Research in the field has labelled parental alienation an “unacknowledged form of family violence” and has found long-term mental health consequences for children who experience it, including anxiety, lowered self-esteem and general quality of life, as well as a greater risk of depression.

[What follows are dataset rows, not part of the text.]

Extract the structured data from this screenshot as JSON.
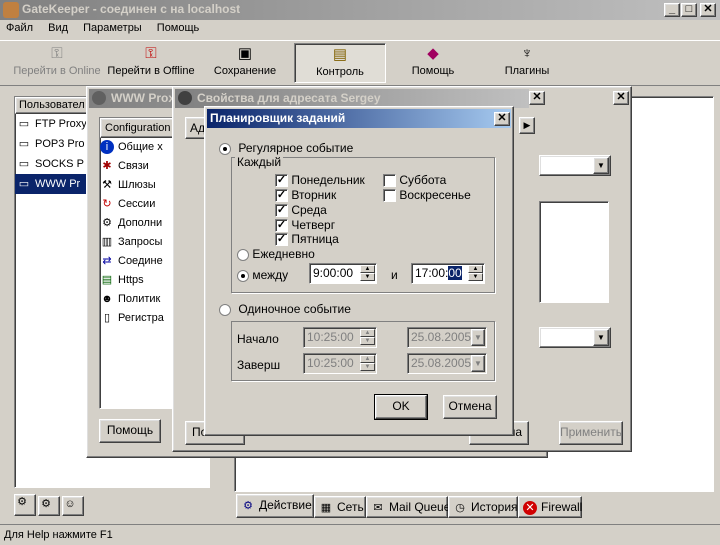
{
  "main_window": {
    "title": "GateKeeper - соединен с на localhost",
    "menu": [
      "Файл",
      "Вид",
      "Параметры",
      "Помощь"
    ],
    "toolbar": [
      {
        "label": "Перейти в Online",
        "icon": "key-icon",
        "disabled": true
      },
      {
        "label": "Перейти в Offline",
        "icon": "key-cross-icon",
        "disabled": false
      },
      {
        "label": "Сохранение",
        "icon": "floppy-icon",
        "disabled": false
      },
      {
        "label": "Контроль",
        "icon": "monitor-icon",
        "disabled": false,
        "pressed": true
      },
      {
        "label": "Помощь",
        "icon": "book-icon",
        "disabled": false
      },
      {
        "label": "Плагины",
        "icon": "plug-icon",
        "disabled": false
      }
    ],
    "users_header": "Пользовател",
    "users": [
      "FTP Proxy",
      "POP3 Pro",
      "SOCKS P",
      "WWW Pr"
    ],
    "bottom_tabs": [
      "Действие",
      "Сеть",
      "Mail Queue",
      "История",
      "Firewall"
    ],
    "status": "Для Help нажмите F1",
    "apply_button": "Применить"
  },
  "proxy_window": {
    "title": "WWW Prox",
    "config_tab": "Configuration",
    "items": [
      "Общие х",
      "Связи",
      "Шлюзы",
      "Сессии",
      "Дополни",
      "Запросы",
      "Соедине",
      "Https",
      "Политик",
      "Регистра"
    ],
    "help_button": "Помощь"
  },
  "props_window": {
    "title": "Свойства для адресата Sergey",
    "tab_fragment": "Ад",
    "bottom_left_btn": "По",
    "bottom_right_btn": "на"
  },
  "scheduler": {
    "title": "Планировщик заданий",
    "regular_label": "Регулярное событие",
    "each_label": "Каждый",
    "days": [
      {
        "label": "Понедельник",
        "checked": true
      },
      {
        "label": "Вторник",
        "checked": true
      },
      {
        "label": "Среда",
        "checked": true
      },
      {
        "label": "Четверг",
        "checked": true
      },
      {
        "label": "Пятница",
        "checked": true
      },
      {
        "label": "Суббота",
        "checked": false
      },
      {
        "label": "Воскресенье",
        "checked": false
      }
    ],
    "daily_label": "Ежедневно",
    "between_label": "между",
    "from_time": "9:00:00",
    "and_label": "и",
    "to_time_prefix": "17:00:",
    "to_time_sel": "00",
    "single_label": "Одиночное событие",
    "start_label": "Начало",
    "start_time": "10:25:00",
    "start_date": "25.08.2005",
    "end_label": "Заверш",
    "end_time": "10:25:00",
    "end_date": "25.08.2005",
    "ok": "OK",
    "cancel": "Отмена"
  }
}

“Some of the stories are heartbreaking,” says Barbara Fidler, clinical-developmental psychologist in Toronto who has specialized in high-conflict parenting. She says her caseload is growing. “I actually lose sleep over these families. We are losing sleep because children are suffering.”